**WHAT YOU SHOULD DO**
All lines of the records below that contain the word "Pepperoni" must be listed.

**Extracted records**
*-*-*
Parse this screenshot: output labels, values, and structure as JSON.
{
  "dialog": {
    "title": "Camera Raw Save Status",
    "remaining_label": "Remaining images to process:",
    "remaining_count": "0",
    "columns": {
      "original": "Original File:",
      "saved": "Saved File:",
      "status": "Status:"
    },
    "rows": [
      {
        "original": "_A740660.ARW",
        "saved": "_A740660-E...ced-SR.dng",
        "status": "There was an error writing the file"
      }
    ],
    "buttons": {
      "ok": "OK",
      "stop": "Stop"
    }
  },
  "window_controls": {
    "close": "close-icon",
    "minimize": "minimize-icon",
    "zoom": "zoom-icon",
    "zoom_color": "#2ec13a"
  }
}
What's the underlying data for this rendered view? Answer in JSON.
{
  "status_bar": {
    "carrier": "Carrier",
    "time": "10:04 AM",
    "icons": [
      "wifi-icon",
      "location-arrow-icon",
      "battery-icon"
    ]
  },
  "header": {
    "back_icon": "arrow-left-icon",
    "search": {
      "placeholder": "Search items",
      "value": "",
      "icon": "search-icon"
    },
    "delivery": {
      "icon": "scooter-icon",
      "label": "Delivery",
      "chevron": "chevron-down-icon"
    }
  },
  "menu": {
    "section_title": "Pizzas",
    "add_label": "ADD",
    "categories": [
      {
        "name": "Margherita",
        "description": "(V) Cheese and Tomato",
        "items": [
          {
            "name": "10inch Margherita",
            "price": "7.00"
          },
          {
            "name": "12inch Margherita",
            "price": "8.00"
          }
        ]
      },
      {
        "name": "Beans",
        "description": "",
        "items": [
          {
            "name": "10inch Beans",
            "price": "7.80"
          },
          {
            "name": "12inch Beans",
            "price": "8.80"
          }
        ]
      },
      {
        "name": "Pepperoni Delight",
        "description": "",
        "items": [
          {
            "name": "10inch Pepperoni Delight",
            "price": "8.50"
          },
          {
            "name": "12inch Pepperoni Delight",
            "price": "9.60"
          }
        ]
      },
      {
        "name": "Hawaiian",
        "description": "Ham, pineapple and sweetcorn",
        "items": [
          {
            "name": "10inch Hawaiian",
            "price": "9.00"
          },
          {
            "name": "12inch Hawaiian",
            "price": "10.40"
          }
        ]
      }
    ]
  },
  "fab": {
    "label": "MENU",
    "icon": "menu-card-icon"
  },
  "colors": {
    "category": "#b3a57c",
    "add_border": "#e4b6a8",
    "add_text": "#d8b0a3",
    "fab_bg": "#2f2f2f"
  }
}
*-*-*
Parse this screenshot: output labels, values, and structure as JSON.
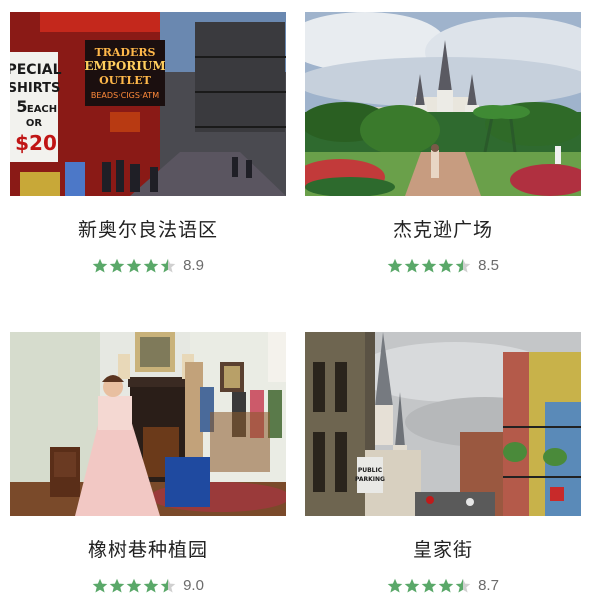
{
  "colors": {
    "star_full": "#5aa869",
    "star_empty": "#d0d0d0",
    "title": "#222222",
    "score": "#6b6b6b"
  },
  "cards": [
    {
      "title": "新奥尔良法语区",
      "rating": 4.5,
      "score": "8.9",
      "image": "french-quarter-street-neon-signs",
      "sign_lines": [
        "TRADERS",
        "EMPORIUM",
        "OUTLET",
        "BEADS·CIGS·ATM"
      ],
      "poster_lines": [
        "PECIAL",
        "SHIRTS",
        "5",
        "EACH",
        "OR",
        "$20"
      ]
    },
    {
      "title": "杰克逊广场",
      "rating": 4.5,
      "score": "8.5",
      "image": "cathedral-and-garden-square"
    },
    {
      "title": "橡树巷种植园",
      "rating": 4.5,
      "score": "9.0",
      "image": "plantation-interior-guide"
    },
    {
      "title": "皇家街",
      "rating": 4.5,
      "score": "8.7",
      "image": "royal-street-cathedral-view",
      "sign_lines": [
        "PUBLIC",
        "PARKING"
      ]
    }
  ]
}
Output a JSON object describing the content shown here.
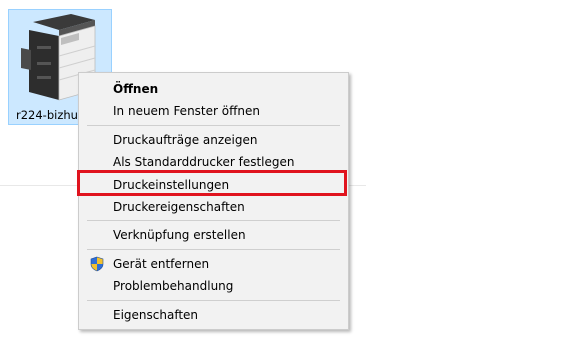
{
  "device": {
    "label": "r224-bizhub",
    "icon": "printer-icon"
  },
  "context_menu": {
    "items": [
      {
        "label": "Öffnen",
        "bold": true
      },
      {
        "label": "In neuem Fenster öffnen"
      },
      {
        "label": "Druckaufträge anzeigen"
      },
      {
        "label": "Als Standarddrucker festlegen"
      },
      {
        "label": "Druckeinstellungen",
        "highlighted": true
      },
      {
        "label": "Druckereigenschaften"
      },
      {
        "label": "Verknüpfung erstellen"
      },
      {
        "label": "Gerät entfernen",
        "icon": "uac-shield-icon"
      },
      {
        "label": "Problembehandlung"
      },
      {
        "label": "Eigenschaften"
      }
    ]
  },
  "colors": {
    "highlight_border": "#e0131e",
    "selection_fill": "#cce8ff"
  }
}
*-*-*
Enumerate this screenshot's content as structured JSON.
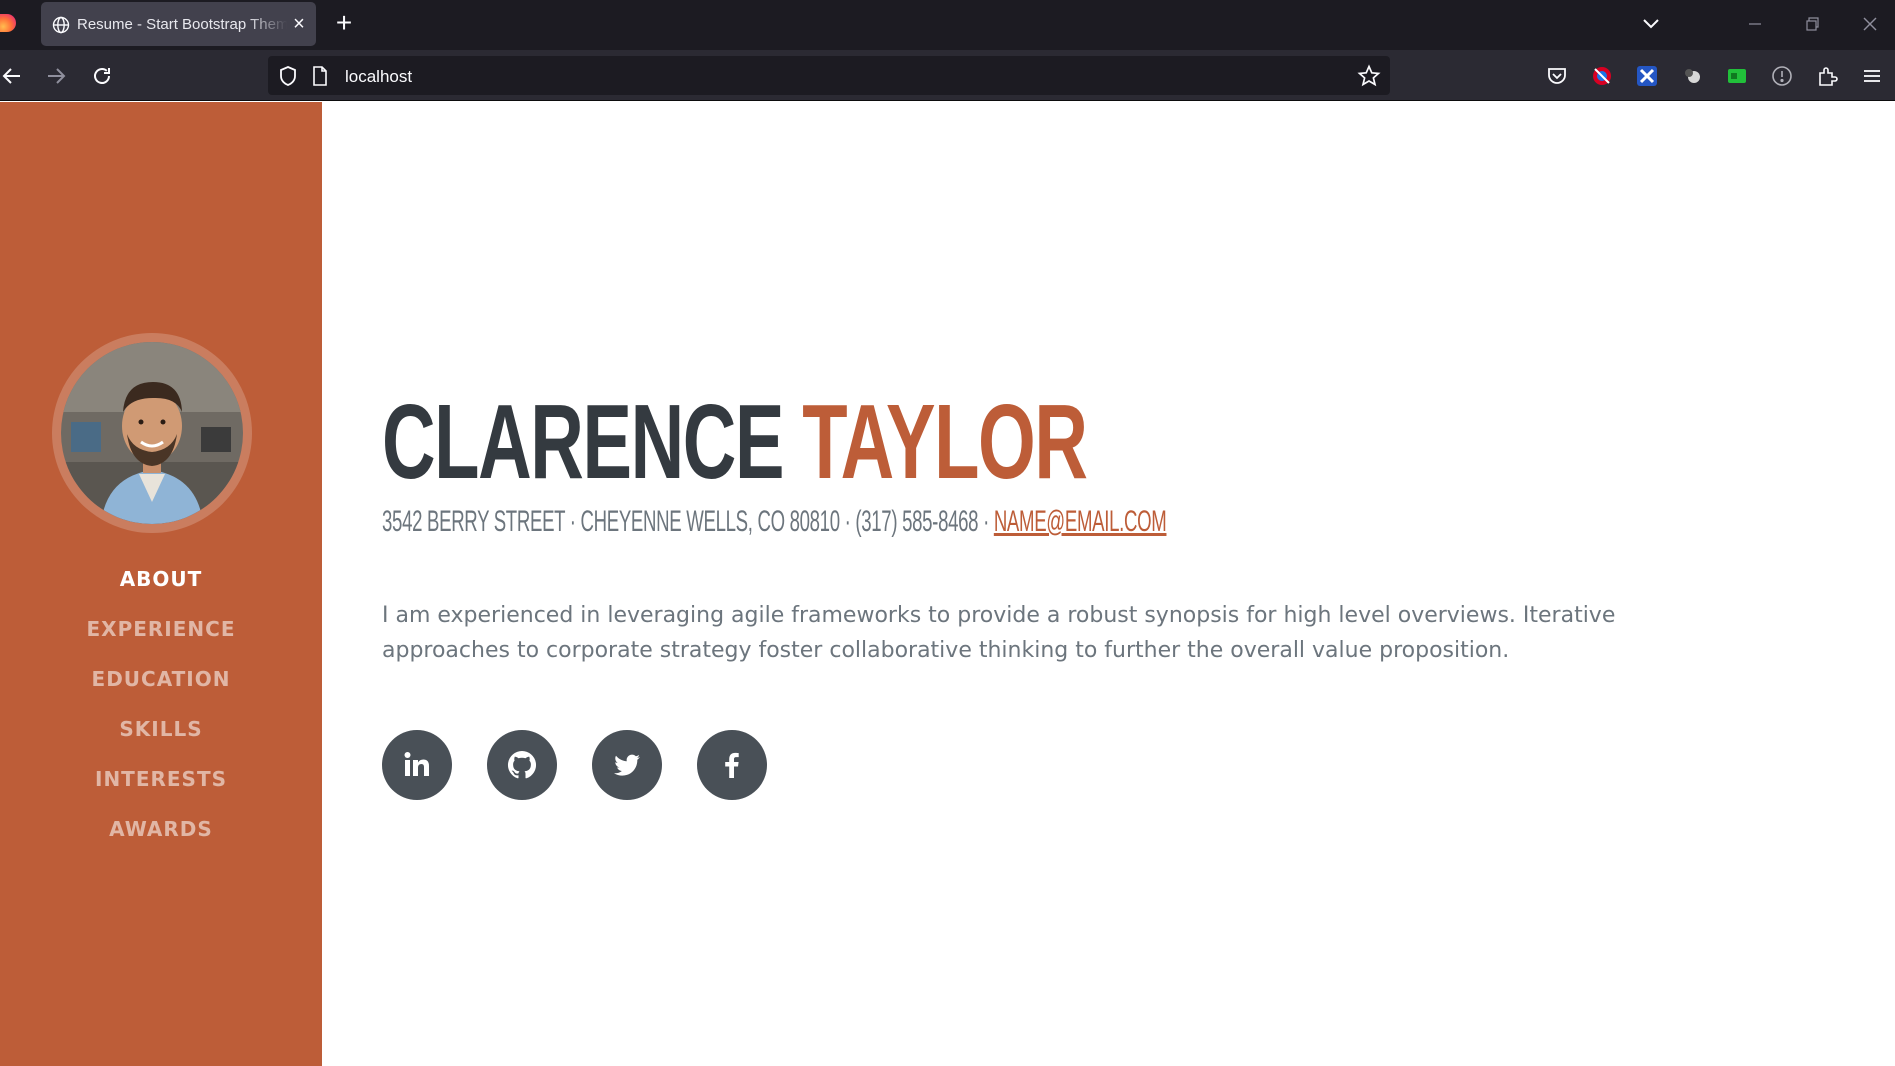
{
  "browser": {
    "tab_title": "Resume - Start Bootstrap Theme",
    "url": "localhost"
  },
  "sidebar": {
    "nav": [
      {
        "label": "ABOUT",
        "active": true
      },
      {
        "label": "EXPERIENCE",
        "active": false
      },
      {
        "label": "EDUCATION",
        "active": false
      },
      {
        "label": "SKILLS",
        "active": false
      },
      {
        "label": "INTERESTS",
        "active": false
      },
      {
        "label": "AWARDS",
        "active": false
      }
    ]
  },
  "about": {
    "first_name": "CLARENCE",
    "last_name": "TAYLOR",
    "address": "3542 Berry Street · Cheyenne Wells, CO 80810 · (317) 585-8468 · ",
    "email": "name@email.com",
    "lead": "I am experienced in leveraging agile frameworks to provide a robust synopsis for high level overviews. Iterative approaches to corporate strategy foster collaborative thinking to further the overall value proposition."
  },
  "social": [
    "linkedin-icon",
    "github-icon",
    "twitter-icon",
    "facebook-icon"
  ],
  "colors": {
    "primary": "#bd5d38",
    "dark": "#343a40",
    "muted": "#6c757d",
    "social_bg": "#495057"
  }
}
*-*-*
**RESPONSE TO THE EXERCISE**
        "name": "Pepperoni Delight",
            "name": "10inch Pepperoni Delight",
            "name": "12inch Pepperoni Delight",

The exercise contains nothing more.